    Read more →
  • Arts and Culture Jewish Literature Darren Aronofsky Adds Psychological Depth, Little Else to ‘Noah’

    Darren Aronofsky Adds Psychological Depth, Little Else to ‘Noah’

    JNS.org – Has the era of large-scale biblical epics returned? Not since “The Ten Commandments” has there been so much torrential water on the big screen (not counting weather-related disaster films such as “The Impossible”) than in “Noah,” the latest blockbuster from writer and director Darren Aronofsky. “Noah” takes the traditional tale and splices it in an eco-friendly and psychologically driven plot. After Adam and Eve got booted out of the Garden of Eden and after Cain killed Abel, mankind [...]

    Read more →
  • Food Israel Israeli Arab Microbiologist Wins on Israel’s ‘MasterChef’ Reality Show

    Israeli Arab Microbiologist Wins on Israel’s ‘MasterChef’ Reality Show

    JNS.org – An Israeli-Arab microbiologist and mother of three won the fourth season of Israel’s most popular reality TV show, “MasterChef.” Nof Atamna-Ismaeel, 32, who holds a PhD in microbiology and is from the Israeli-Arab town of Baqa al-Gharbiyye, described winning as the “the most exciting moment in her life.” She said she plans to use the prize money to open up an Arab-Jewish cooking school.
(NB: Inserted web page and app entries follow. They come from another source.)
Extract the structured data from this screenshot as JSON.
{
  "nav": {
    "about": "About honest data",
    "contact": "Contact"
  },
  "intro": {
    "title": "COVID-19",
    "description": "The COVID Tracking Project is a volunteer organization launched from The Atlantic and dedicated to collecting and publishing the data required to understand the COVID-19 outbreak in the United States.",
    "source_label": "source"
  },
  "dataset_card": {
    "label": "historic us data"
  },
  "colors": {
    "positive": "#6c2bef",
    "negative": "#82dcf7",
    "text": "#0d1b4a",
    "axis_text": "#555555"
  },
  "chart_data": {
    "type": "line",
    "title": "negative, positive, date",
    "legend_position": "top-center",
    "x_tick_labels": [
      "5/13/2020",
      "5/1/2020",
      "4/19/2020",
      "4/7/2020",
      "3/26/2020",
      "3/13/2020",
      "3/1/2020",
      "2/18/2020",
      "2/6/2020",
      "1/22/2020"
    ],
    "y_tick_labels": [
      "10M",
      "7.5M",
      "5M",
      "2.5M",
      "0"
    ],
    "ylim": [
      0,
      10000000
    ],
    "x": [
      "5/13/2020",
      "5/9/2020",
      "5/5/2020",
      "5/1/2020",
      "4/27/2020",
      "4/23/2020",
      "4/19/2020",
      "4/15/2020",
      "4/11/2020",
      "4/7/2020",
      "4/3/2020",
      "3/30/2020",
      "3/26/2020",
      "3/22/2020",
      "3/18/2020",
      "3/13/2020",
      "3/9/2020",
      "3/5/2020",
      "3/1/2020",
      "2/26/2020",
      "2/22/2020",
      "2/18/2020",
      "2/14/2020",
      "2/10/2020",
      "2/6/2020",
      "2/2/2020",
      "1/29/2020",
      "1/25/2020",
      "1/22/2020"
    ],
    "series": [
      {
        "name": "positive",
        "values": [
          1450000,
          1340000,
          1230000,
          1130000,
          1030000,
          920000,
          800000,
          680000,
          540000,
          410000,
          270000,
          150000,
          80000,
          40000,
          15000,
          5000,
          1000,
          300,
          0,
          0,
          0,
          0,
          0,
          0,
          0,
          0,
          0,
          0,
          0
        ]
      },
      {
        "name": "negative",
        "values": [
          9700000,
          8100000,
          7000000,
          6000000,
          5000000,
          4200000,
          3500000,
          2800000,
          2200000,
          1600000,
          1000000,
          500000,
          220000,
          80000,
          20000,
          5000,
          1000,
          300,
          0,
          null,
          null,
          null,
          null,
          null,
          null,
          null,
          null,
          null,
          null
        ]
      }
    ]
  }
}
MasterChef is a popular reality TV show that originated in the U.K. It is [...]

    Read more →
  • Europe Theater Play About Muslim Man Who Discovers His Parents Are Jewish Seeking Funds

    Play About Muslim Man Who Discovers His Parents Are Jewish Seeking Funds

    Jewish comedian and writer David Baddiel is seeking public support to help produce a musical based on his film about a British Muslim man who discovers his parents are Jewish. London’s Theatre Royal Stratford East is in development to premiere The Infidel in October, London’s Evening Standard reported on Wednesday. However, the theater needs another £55,000 on top of around £200,000 already raised in order to produce the show. Baddiel, 49, retained the stage rights to the story when he wrote the [...]

    Read more →
  • Europe Relationships Love Guru Says Kaballah Practitioners Tend to Have ‘Less Satisfactory’ Relationships

    Love Guru Says Kaballah Practitioners Tend to Have ‘Less Satisfactory’ Relationships

    British relationship expert Andrew Wallas said Kaballah practitioners are likely to be less satisfied in their personal relationships than other couples, Britain’s Daily Mail reported Wednesday. “All the research is that individuals who have an interest in psychology or spirituality or who practice something like Kaballah (the branch of Jewish mysticism popularized by Madonna) are less likely to have satisfactory relationships,” he said. “A lifetime spent doing self-improvement workshops can just be a case of someone running away from reality.” [...]

    Read more →



Sign up now to receive our regular news briefs.